In this article, certified EFT practitioner Sherrie Rice Smith writes about uncovering the originating event behind a client’s recurrent bronchitis and resolving her hacking cough in the process.
By Sherrie Rice Smith, RN (Ret.), EFT-EXP
“Cough, cough, cough” was my greeting recently when a client phoned me for a session. Frankly, Jessica sounded awful. She acknowledged she was on antibiotics and steroids for bronchitis.
I tossed out the question of whether she wanted to work on her bronchitis, as she had told me, “I get bronchitis every December.”
Her answer was “No, Mom is stressing me out, I want to work on that.”
“Okay, you are the client, let’s do it” is my approach. We tapped much of the session around anger and sadness, both of which were in the 8-10 SUD range, as she switched aspects here and there. Finally, I asked her where her still 4-5 SUD level on anger was being held in her body. Could I have asked the question sooner in the session? Yes, I could have, but apparently my intuition didn’t lead me there until later.
Jessica’s answer to the physical question was “my chest and throat.”
Listening to all this coughing, my thought was “Really?”
I asked her to tap, go back in her memory, and find me the earliest anger and sadness event where she felt it in her chest and throat. As always, it only took 15 to 30 seconds. “I was 12 years old and I was in a depression. My parents thought I was going crazy. I stayed in my room all the time. Finally, I wrote my mother a letter about how I felt. It was a help me letter.”
Her mom’s response was, “You’re trying to pass the buck. Take full responsibility.” Jessica’s memory of that event was “lack of support” and “hurt.” Her SUD level was a 6. We began tapping on that specific memory.

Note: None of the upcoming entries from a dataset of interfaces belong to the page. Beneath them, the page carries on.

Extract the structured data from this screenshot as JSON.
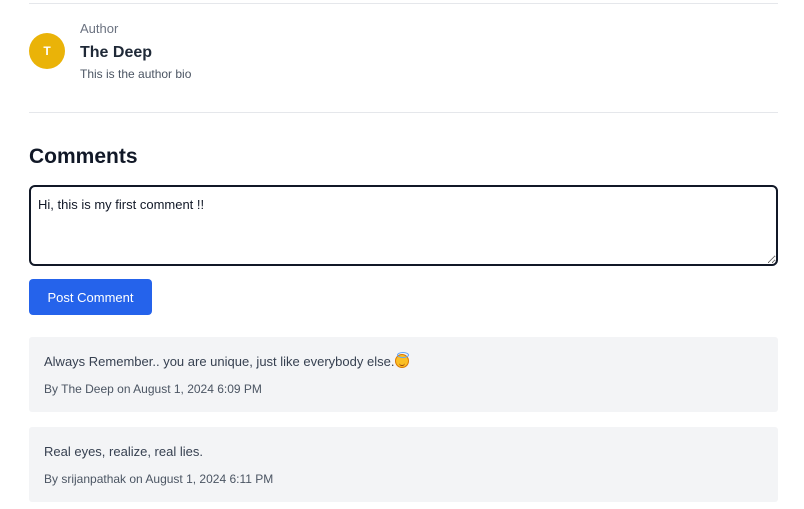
{
  "author": {
    "caption": "Author",
    "initial": "T",
    "name": "The Deep",
    "bio": "This is the author bio",
    "avatar_color": "#eab308"
  },
  "comments_section": {
    "title": "Comments",
    "input_value": "Hi, this is my first comment !!",
    "post_button_label": "Post Comment",
    "button_color": "#2563eb"
  },
  "comments": [
    {
      "text": "Always Remember.. you are unique, just like everybody else.",
      "emoji": "smiling-face-with-halo",
      "meta": "By The Deep on August 1, 2024 6:09 PM"
    },
    {
      "text": "Real eyes, realize, real lies.",
      "meta": "By srijanpathak on August 1, 2024 6:11 PM"
    }
  ]
}
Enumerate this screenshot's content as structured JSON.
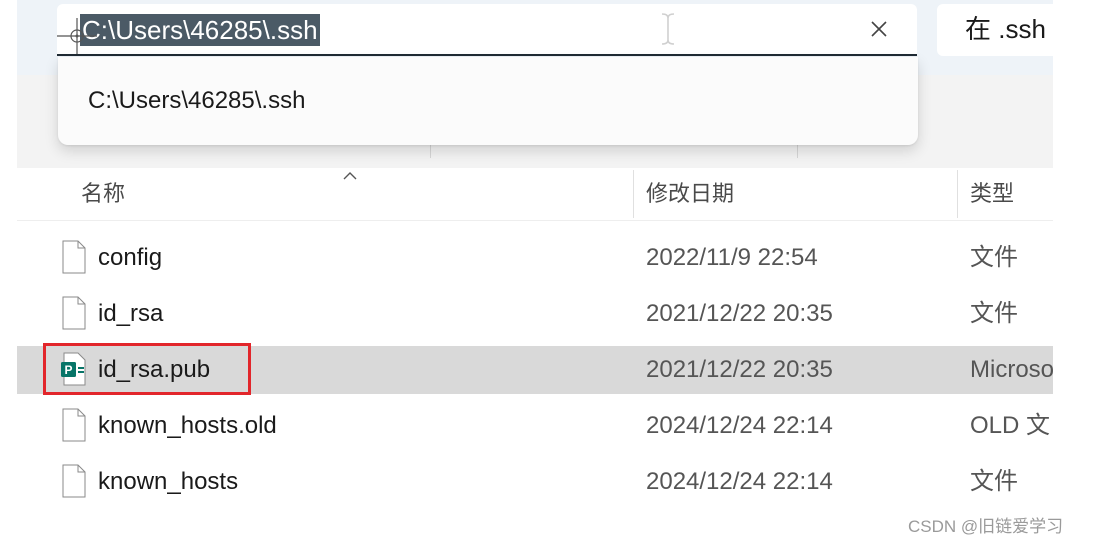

It was a good thing we were having a phone session because I nearly started laughing. Honestly, sometimes my nursing background holds me in good stead! Jessica started coughing–hacking, gagging, and she could barely repeat my words. It wasn’t because of the emotions she felt around the event, as with most people; it was because physically her respiratory symptoms had gone “crazy.” The throat and chest complaints flipped to “stabbing pain,” and the coughing and throat clearing continued unabated.
Finally, we completed the session in spite of all the increased secretion issues. We talked for a few minutes after the session, when I noticed Jessica hadn’t coughed one more time. All of the symptoms had totally stopped.
Another 10 minutes passed, as we scheduled our next session, etc., and still not one cough came out of Jessica. Remember, she had coughed and coughed throughout the session.
I couldn’t resist. I pointed out to her the lack of symptoms. She had noticed, she admitted. “I feel so much better suddenly. My chest has settled down immensely. I can actually breathe now. You know, I’ve had a cough for 30 years and the doctors have run every test in the book on me without ever finding anything wrong. When you started tapping, my sinuses cut loose with all that postnasal drip. They are clear now.”
My last question to Jessica was, “What month was your ‘depression’?”
She couldn’t recall, but I bet it was December and her body had encoded itself with all its cellular memory. I had intuitively asked the question at the onset of the session if she wanted to tap on her bronchitis and, lo and behold, as so often happens, the subconscious took her right back to where it wanted a memory cleared–the bronchitis.
I laugh to myself, with my crazy nursing sense of humor, that Jessica did all that “hacking” throughout the session, clearing what I call an “emotional hairball.”
Two days later I received an e-mail from Jessica, telling me, “I’m almost 100% better since our tapping session.”
Isn’t EFT amazing?